■ Task item ■
Below are the records; copy each line in them that holds the word "this".

■ Data ■
______________________________

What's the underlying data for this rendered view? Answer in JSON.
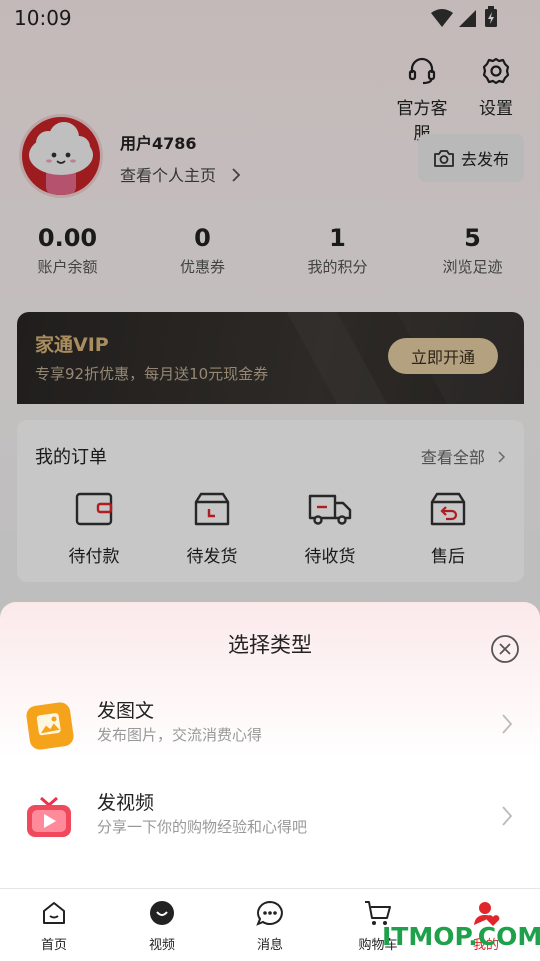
{
  "status_bar": {
    "time": "10:09"
  },
  "header": {
    "service_label": "官方客服",
    "settings_label": "设置"
  },
  "profile": {
    "username": "用户4786",
    "view_profile_label": "查看个人主页",
    "publish_label": "去发布"
  },
  "stats": [
    {
      "value": "0.00",
      "label": "账户余额"
    },
    {
      "value": "0",
      "label": "优惠券"
    },
    {
      "value": "1",
      "label": "我的积分"
    },
    {
      "value": "5",
      "label": "浏览足迹"
    }
  ],
  "vip": {
    "title": "家通VIP",
    "subtitle": "专享92折优惠，每月送10元现金券",
    "button_label": "立即开通"
  },
  "orders": {
    "title": "我的订单",
    "view_all_label": "查看全部",
    "items": [
      {
        "label": "待付款"
      },
      {
        "label": "待发货"
      },
      {
        "label": "待收货"
      },
      {
        "label": "售后"
      }
    ]
  },
  "sheet": {
    "title": "选择类型",
    "options": [
      {
        "title": "发图文",
        "subtitle": "发布图片，交流消费心得"
      },
      {
        "title": "发视频",
        "subtitle": "分享一下你的购物经验和心得吧"
      }
    ]
  },
  "tabbar": {
    "items": [
      {
        "label": "首页"
      },
      {
        "label": "视频"
      },
      {
        "label": "消息"
      },
      {
        "label": "购物车"
      },
      {
        "label": "我的"
      }
    ],
    "active_color": "#e0262b"
  },
  "watermark": "ITMOP.COM"
}
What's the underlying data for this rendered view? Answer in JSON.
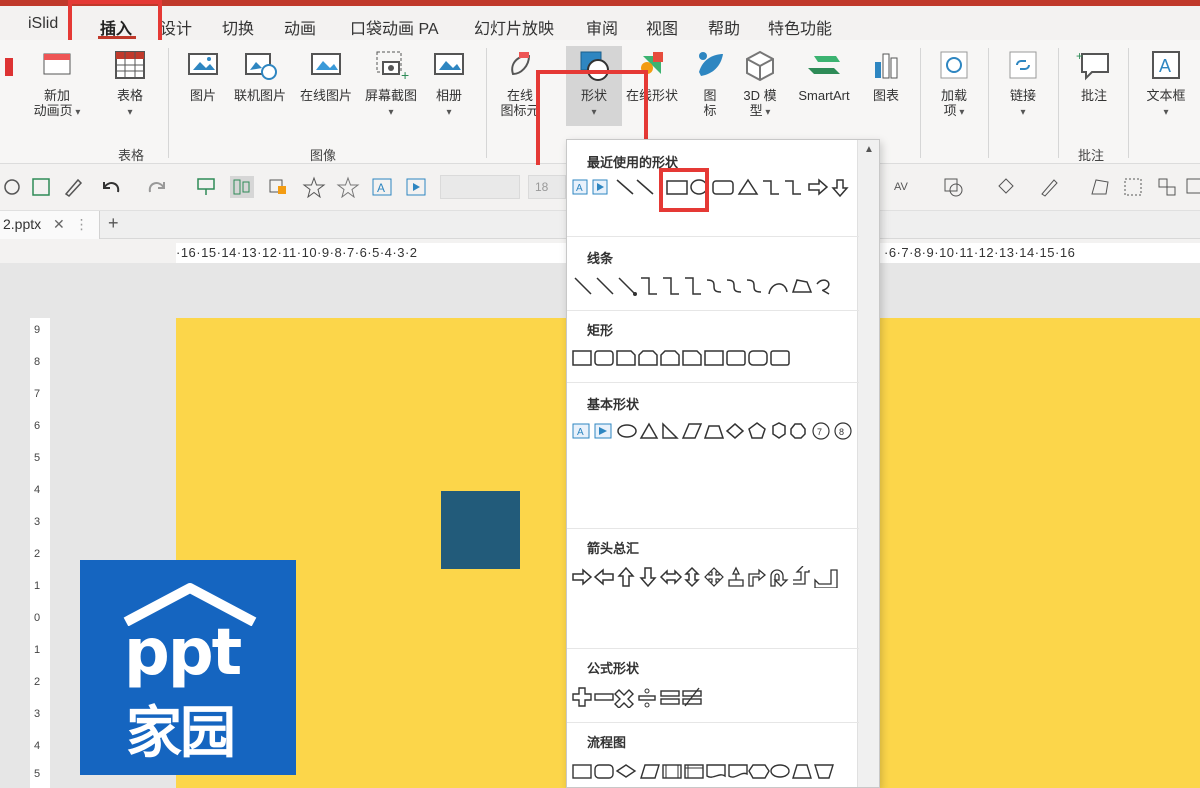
{
  "menu": {
    "tabs": [
      "iSlid",
      "插入",
      "设计",
      "切换",
      "动画",
      "口袋动画 PA",
      "幻灯片放映",
      "审阅",
      "视图",
      "帮助",
      "特色功能"
    ],
    "active_tab": "插入"
  },
  "ribbon": {
    "new_slide": "新加",
    "new_slide_2": "动画页",
    "table": "表格",
    "table_group": "表格",
    "picture": "图片",
    "online_picture_link": "联机图片",
    "online_picture": "在线图片",
    "screenshot": "屏幕截图",
    "album": "相册",
    "image_group": "图像",
    "online_icons": "在线",
    "online_icons_2": "图标元",
    "shapes": "形状",
    "online_shapes": "在线形状",
    "icons": "图",
    "icons_2": "标",
    "model3d": "3D 模",
    "model3d_2": "型",
    "smartart": "SmartArt",
    "chart": "图表",
    "addins": "加载",
    "addins_2": "项",
    "link": "链接",
    "comment": "批注",
    "comment_group": "批注",
    "textbox": "文本框"
  },
  "quickbar": {
    "font_size": "18"
  },
  "doc": {
    "tab_name": "2.pptx",
    "close": "✕",
    "add": "+"
  },
  "ruler": {
    "horizontal_left": "·16·15·14·13·12·11·10·9·8·7·6·5·4·3·2",
    "horizontal_right": "·6·7·8·9·10·11·12·13·14·15·16",
    "vertical": [
      "9",
      "8",
      "7",
      "6",
      "5",
      "4",
      "3",
      "2",
      "1",
      "0",
      "1",
      "2",
      "3",
      "4",
      "5"
    ]
  },
  "logo": {
    "line1": "ppt",
    "line2": "家园"
  },
  "shapes_menu": {
    "sections": [
      "最近使用的形状",
      "线条",
      "矩形",
      "基本形状",
      "箭头总汇",
      "公式形状",
      "流程图"
    ]
  },
  "colors": {
    "accent_red": "#e53935",
    "slide_bg": "#fcd64a",
    "square": "#225b7a",
    "logo_bg": "#1565c0"
  }
}
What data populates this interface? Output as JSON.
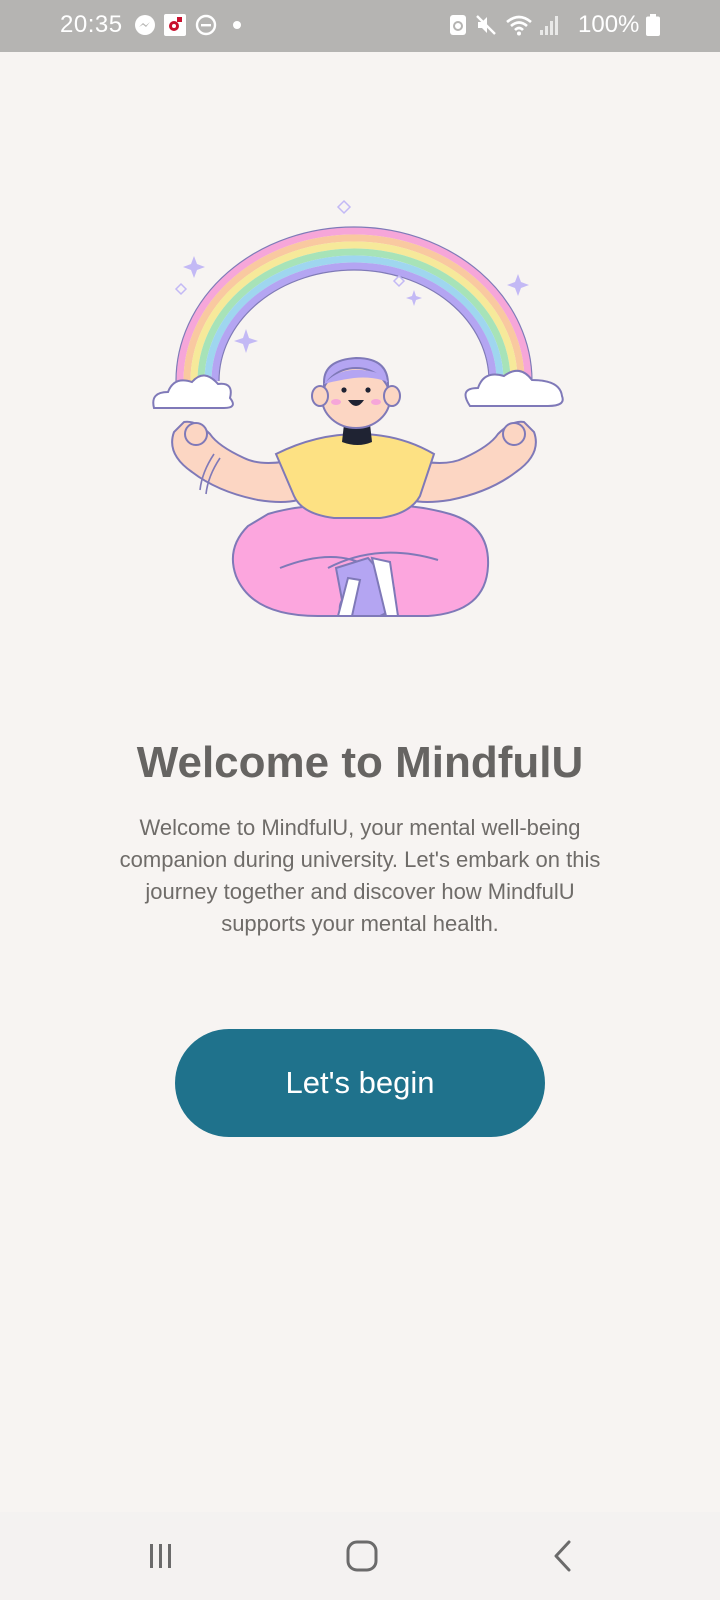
{
  "status_bar": {
    "time": "20:35",
    "battery_percent": "100%",
    "left_icons": [
      "messenger-icon",
      "app-notification-icon",
      "do-not-disturb-icon",
      "dot-icon"
    ],
    "right_icons": [
      "nfc-icon",
      "mute-icon",
      "wifi-icon",
      "signal-icon",
      "battery-icon"
    ]
  },
  "welcome": {
    "title": "Welcome to MindfulU",
    "description": "Welcome to MindfulU, your mental well-being companion during university. Let's embark on this journey together and discover how MindfulU supports your mental health.",
    "button_label": "Let's begin"
  },
  "nav_bar": {
    "icons": [
      "recent-apps-icon",
      "home-icon",
      "back-icon"
    ]
  },
  "colors": {
    "background": "#f7f4f2",
    "button": "#1f728c",
    "title": "#666462",
    "body_text": "#6f6c69",
    "status_bar": "#b5b4b2"
  }
}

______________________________

■ Response ■
What's the underlying data for this rendered view? Answer in JSON.
What's the underlying data for this rendered view? Answer in JSON.
What data populates this interface? Output as JSON.
    "description": "Welcome to MindfulU, your mental well-being companion during university. Let's embark on this journey together and discover how MindfulU supports your mental health.",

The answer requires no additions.